Roman, 2005 U.S. App. LEXIS 2358, at *9 (quoting Poulis, 747 F.2d 863, 868 (3d Cir. 1984) (emphasis in original)). The Court of Appeals for the Third Circuit has used the same factors for Rule 41(b) dismissal claims. Wade v. Wooten, No.90-2373, 1993 U.S. Dist. LEXIS 10680, at *7 (E.D. Pa. July 30, 1993) (citing Dunbar v. Triangle Lumber & Supply Co.,816 F.2d 126 (3d Cir. 1987)). The Court need not find every factor satisfied when determining to grant dismissal. Roman, 2005 U.S. App. LEXIS 2358, at *9 (citation omitted). "When a district court has doubt, the decision whether to dismiss should be resolved in favor of reaching a decision on the merits and alternative sanctions should be used." Id. (citation omitted).
In the summary judgment context, however, the Poulis factors need not be considered. In Anchorage Assoc. v. Virgin Islands Bd. of Tax Review and Tax Assessor, the Court of Appeals for the Third Circuit stated that:
When a party having the burden of proof files a motion for summary judgment to which there is no response, and the court determines that the moving party is entitled to judgment as a matter fo law based on the facts presented in the motion, we believe that neither a hearing nor consideration of the Poulis factors are required before judgment is entered. 922 F.2d 168, 176 (3d Cir. 1990). In light of the fact that pro se complaints must be construed liberally, however, "courts have been hesitant to grant a motion for summary judgment against a pro se plaintiff solely on technical grounds and have required that litigants be appraised of their obligations under Rule 56 before a motion for summary judgment is granted." Wade, 1993 U.S. Dist.

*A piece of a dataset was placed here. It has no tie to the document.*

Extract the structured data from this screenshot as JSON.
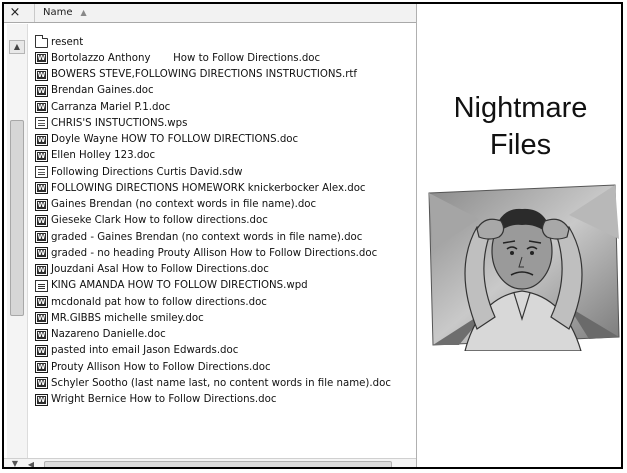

LEXIS 10680, at *16. In support of this contention, the district court in Wade cited to case law standing for the general understanding that pro se plaintiffs should be given extra time to respond and be warned of the consequences of not doing so. In granting the movant's motion for summary judgment, the district court in Wade reasoned that "when a pro se plaintiff has been provided adequate information regarding what is expected of him and has ample opportunity to present opposing affidavits, but nevertheless continually disregards his obligation as a litigant, it is not beyond a court's discretion to dismiss the plaintiff's claim. Id. at *17-18.
In this case, pro se Plaintiff has not been afforded any latitude in responding to the Shenandoah Defendants' motion for summary judgment. Once Plaintiff became aware of the instant motion, he responded in good faith. Therefore, the Court will allow Plaintiff twenty (20) days to respond to Shenandoah Defendants' motion for summary judgment. If Plaintiff fails to respond within the twenty (20) days, Shenandoah Defendants' motion for summary judgment will be considered to be uncontested and the Court will determine whether Shenandoah Defendants are entitled to summary judgment as a matter of law based on the facts set forth in the motion. Therefore, Shenandoah Defendants' motion to dismiss (Doc. 47-1) will be denied.
An appropriate Order follows.
A. Richard Caputo United States District Judge
ORDER NOW, this 15th day of August, 2006, IT IS ...